[Editor: On the occasions of our November elections and last week’s farewell to Fidel Castro, we present a 2-part series by Dr. Faria, reprinted by permission from Hacienda Publishing, with a message that America can always use.  Part 2 appears Thursday.]

In a previous article, “European social democracies and gun control,” I wrote that many Americans are extremely naïve when it comes to trusting the government with their liberties. In fact, there is an interesting dichotomy because citizens mistrust the economic acumen of government and don’t trust it with their wallets, but it is a different story with personal liberty!

Thus, we continue to hear the expression, “if you have nothing to hide, you have nothing to fear.” The fact is Americans have lived in freedom for so long, we are not only too trusting with liberty, but like the proverbial frog in the warm bath, don’t even notice when our freedoms are being eroded piecemeal.

I do not know the Telegraph letter-writer, Geraldine Parker or her politics, but she received an avalanche of verbal reprimands and heaps of derision from both liberals and conservatives, both in print and online, for her temerity to express emotionally her concerns about personal privacy.

Despite the accusations of hysteria and paranoia (and admittedly I do have a soft spot for defending the underdog), the fact remains that even paranoids have enemies, as Israeli Prime Minister Golda Meir reminded Secretary of State Henry Kissinger during his celebrated 1973 “shuttle diplomacy,” when he wanted Israel to make territorial concessions. Had Israel not held control of the territories gained in the 1967 conflict, the Jewish State would have been pushed into the sea in the initially successful surprise attack of the 1973 Yom Kippur War!

Mr. Jim Huber was one of the chastisers of Ms Parker. He received his own energetic reproof from an irate on-line reader, Bob White, who wrote:
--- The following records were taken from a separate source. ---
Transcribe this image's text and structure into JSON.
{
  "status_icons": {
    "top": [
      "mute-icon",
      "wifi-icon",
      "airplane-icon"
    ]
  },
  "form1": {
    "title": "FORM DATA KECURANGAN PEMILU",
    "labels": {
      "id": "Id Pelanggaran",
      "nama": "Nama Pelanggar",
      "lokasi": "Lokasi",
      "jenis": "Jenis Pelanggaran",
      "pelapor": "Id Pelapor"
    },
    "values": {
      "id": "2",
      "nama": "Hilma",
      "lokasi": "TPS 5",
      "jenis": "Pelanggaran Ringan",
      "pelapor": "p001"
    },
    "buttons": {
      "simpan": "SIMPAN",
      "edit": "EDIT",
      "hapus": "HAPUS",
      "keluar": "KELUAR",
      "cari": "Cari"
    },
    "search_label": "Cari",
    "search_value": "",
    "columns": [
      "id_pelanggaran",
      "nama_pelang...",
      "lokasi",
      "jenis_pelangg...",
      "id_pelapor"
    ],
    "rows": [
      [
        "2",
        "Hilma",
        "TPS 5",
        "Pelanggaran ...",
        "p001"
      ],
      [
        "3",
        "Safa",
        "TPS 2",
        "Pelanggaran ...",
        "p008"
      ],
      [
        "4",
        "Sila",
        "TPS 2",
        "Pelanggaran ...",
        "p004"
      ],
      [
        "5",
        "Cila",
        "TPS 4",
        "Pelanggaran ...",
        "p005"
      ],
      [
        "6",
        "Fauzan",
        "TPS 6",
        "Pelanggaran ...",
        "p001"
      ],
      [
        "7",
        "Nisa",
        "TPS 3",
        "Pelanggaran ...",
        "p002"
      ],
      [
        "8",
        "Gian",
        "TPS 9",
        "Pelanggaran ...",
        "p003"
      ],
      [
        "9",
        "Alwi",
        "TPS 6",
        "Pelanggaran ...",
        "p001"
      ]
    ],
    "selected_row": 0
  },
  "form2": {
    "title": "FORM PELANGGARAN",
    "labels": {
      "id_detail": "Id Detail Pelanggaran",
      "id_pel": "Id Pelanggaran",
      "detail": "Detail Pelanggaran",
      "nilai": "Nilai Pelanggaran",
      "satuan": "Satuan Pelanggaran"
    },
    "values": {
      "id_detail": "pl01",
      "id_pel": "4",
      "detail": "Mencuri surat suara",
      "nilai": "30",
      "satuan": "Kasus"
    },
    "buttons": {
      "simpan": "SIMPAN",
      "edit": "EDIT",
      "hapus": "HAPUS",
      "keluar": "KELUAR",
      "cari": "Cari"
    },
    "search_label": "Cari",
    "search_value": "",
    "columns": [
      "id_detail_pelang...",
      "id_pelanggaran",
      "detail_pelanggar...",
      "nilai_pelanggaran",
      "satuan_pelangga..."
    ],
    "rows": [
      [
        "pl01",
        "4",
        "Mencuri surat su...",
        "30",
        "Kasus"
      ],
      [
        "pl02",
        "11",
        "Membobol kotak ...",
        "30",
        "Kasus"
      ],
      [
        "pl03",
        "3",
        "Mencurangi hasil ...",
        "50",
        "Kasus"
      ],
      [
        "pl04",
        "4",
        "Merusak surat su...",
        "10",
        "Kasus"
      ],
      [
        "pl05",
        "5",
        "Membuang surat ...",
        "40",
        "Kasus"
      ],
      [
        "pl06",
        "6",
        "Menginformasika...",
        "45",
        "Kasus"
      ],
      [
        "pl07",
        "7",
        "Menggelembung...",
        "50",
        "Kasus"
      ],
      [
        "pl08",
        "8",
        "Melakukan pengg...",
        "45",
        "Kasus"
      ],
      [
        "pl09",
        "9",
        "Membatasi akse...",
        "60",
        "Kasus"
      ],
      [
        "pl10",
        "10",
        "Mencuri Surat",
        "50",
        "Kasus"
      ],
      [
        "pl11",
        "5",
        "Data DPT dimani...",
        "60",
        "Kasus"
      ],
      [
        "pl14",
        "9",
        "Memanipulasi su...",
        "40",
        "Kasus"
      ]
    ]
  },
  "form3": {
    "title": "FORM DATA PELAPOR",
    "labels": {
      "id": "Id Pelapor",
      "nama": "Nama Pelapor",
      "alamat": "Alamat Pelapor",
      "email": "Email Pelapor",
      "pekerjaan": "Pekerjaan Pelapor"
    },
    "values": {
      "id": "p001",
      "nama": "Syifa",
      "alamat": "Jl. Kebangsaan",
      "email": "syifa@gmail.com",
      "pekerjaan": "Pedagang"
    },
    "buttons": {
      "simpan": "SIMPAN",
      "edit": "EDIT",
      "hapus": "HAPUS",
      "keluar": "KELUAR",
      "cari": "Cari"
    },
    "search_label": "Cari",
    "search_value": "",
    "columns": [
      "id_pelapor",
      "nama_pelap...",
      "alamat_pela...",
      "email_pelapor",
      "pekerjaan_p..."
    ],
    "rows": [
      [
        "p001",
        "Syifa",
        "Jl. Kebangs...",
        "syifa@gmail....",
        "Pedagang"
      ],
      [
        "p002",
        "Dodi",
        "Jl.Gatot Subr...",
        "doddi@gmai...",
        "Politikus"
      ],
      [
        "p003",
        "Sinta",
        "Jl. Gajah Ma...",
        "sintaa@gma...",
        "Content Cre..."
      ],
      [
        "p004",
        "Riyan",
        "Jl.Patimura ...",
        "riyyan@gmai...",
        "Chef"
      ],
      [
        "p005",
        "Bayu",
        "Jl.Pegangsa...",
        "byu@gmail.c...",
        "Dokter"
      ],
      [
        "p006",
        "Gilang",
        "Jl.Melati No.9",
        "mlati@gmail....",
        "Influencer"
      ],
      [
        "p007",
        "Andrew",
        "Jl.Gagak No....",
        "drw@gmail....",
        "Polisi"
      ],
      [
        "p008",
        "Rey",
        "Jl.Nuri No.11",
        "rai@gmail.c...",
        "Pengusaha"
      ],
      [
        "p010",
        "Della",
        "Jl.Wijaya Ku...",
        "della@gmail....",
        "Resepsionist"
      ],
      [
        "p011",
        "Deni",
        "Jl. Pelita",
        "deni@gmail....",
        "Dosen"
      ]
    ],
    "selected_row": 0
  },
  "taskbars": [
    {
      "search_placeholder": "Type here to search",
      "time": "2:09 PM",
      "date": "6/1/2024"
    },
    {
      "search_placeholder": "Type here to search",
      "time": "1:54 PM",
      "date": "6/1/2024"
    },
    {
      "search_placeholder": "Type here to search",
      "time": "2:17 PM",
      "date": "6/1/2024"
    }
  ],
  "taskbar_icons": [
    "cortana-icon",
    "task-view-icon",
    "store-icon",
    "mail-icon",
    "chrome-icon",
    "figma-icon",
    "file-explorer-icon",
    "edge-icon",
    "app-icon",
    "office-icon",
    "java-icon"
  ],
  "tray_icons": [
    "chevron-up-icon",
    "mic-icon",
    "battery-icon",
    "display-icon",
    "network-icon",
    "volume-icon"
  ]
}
“The Patriot Act and the War on Drugs have gutted the 4th Amendment. Our government and law enforcement monitor our phone calls, internet, mail, what books you read, all without a warrant signed by a judge. Road blocks take place daily under which we can be searched without a warrant. Under the ‘sneak and peek’ provision of the Patriot Act, our homes can be searched without our even knowing about it. It’s easy to see, Mr. Huber, that you are one of the sheep who won’t even bleat as you are led to be fleeced or slaughtered.”

These are strong words but White has a point as to the loss of American freedom. Consider the revelations that have come to light on domestic surveillance; the political abuses of the IRS targeting conservatives; abuses of the ATF and other federal agencies, etc. And if still in doubt, try to exit the country or even fly outside the U.S., not with a gun in your travel bag — but with your hard-earned money — and see what happens!

All of this loss of freedom has taken place in the name of security and safety, taken place with little resistance from the uninformed and acquiescent general public — and despite Ben Franklin’s admonition! [Editor: “A Republic, if you can keep it.”]  History confirms the danger of government run amok and exercising too much power. And for those who still hold to the naïveté, “if you have nothing to hide, you have nothing to fear,” I will conclude with a summation of what might happen to (and should be feared by) the trusting and unwary citizen — as a result of the cryptic and myriad of laws and regulations in the federal books in the concluding Part 2 of this commentary.



—  Miguel A. Faria, Jr., M.D. is a retired Clinical Professor of Neurosurgery and Adjunct Professor of Medical History at Mercer University School of Medicine. He is Associate Editor in Chief and World Affairs Editor of Surgical Neurology International. He served on the CDC’s Injury Research Grant Review Committee.

All DRGO articles by Miguel A. Faria, Jr., M.D.